Economics of Digitization - Research Projects
The Economics of Digitization project has awarded a number of small research grants to encourage investigations of the causes of growth of digital technologies and the consequences of their increasing use.

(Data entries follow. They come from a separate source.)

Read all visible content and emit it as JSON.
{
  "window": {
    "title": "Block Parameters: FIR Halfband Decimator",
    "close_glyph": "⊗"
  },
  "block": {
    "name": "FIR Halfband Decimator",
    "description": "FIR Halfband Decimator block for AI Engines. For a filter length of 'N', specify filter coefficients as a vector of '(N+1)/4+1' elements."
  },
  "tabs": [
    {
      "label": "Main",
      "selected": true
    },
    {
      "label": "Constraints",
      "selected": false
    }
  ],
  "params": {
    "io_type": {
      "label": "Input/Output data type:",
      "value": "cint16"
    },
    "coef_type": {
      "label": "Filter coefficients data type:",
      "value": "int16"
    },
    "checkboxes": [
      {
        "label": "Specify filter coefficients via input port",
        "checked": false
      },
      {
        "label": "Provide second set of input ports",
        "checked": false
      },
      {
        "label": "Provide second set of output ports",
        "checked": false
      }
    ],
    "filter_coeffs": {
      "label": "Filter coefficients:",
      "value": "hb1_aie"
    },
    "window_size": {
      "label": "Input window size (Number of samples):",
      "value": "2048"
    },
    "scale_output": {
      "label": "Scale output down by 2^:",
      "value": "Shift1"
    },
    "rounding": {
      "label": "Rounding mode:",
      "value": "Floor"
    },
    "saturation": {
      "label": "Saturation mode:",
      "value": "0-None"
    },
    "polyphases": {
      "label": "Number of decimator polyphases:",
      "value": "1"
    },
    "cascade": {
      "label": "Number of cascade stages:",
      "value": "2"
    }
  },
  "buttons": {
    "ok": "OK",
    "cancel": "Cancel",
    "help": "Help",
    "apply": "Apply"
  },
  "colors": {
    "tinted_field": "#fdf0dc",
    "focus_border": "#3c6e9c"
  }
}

The projects that have been supported are listed below.
Clémentine Van Effenterre, University of Toronto – “Gender Discrimination in the Technology Industry”
Hanna Halaburda, New York University – “Network Economics of Decentralized Digital Platforms”
Marit Hinnosaar, University of Nottingham, Ryan McDevitt, Duke University, and David Riddley, Duke University – “Strategic Information Disclosure: Evidence from Wikipedia Drug Pages”
Sabrin Beg, University of Delaware, Erica Field, Duke University, Jeremy Lebow, Duke University and Kate Vyborny, Duke University – “Digitization to Increase the Effectiveness of Women's Legal Rights”
Kristina McElheran, University of Toronto – “The Impact of Cloud Computing and Machine Learning on Entrepreneurship and Firm Performance”
Claudia Allende, Columbia University & Zach Brown, University of Michigan – “Online Information and Pharmaceutical Markets”
Frank Nagle, University of Southern California – “The Impact of Open Source Software Regulations on Productivity, Entrepreneurship, and Social Welfare”
Megan MacGarvie, Boston University, Timothy Simcoe, Boston University and Jeremy Watson, Boston University – “Research on Copyright, Cumulative Innovation,and Access to Creative Works"
Rosemarie Ziedonis, Boston University and Carlos Serrano, Universitat Pompeu Fabra – “The Redeployability of Patent Assets: Evidence from the Failed Starups"
" Dina Pomeranz, Harvard Business School - "Cash Flow Constraints and the Burden of Taxation: Does Aligning the Timing of Taxation with Firms' Cash Flow Promote Firm Development"
Stephanie Lee, Stanford University and Pai-Ling Yin, Stanford University – “The Advent of New Technology and its Implications on Digital Media Markets: Evidence from Smartphones, Tablets and Computers”
Jin-Hyuk Kim, University of Colorado and Peter Newberry, Penn State University – “Investment Experience vs. Social Learning: Evidence from a Consignment Crowdfunding Platform”
Alberto Cavallo, MIT – “Differences between Online and Offline Prices”
Ryan McDevitt, Duke University – “The Causes Behind the Growth of Digital Technologies and the Consequences from Their Increasing Use”
Naomi Hausman, Hebrew University – “IT and Innovation on Firms”
Brett Danaher, Wellesley College – “Copyright in the Digital Era”
Dan Breznitz, Georgia Tech and Vincenzo Palermo, Georgia Tech – “Privacy Law and Behavioral Targeting”
Tobias Kretschmer, LMU Munich, Christian Peukert, LMU Munich and Jörg Claussen, Copenhagen University – “Assessing the Impact of Piracy on Movie Revenues: A Tale of the Long Tail?”
Petra Moser, Stanford University and Megan MacGarvie, Boston University - "Copyright and Creativity"
Joel Waldfogel, University of Minnesota – “Digitization, Copyright Term and Welfare in Books"
Phillip Leslie, UCLA, - "The Welfare Effects of Ticket Digitization"
Ajay Agrawal, University of Toronto - "The Economics of the (Legal) Online Market for Music on the Recorded Music Industry"
Leslie Chiou, Occidental College – “News, Copyright and Online Aggregators”
Sara Ellison, MIT –Digitization small grant for 2011-2012
Avi Goldfarb, University of Toronto and Catherine Tucker, MIT – “Privacy and the Provision of Digital Content”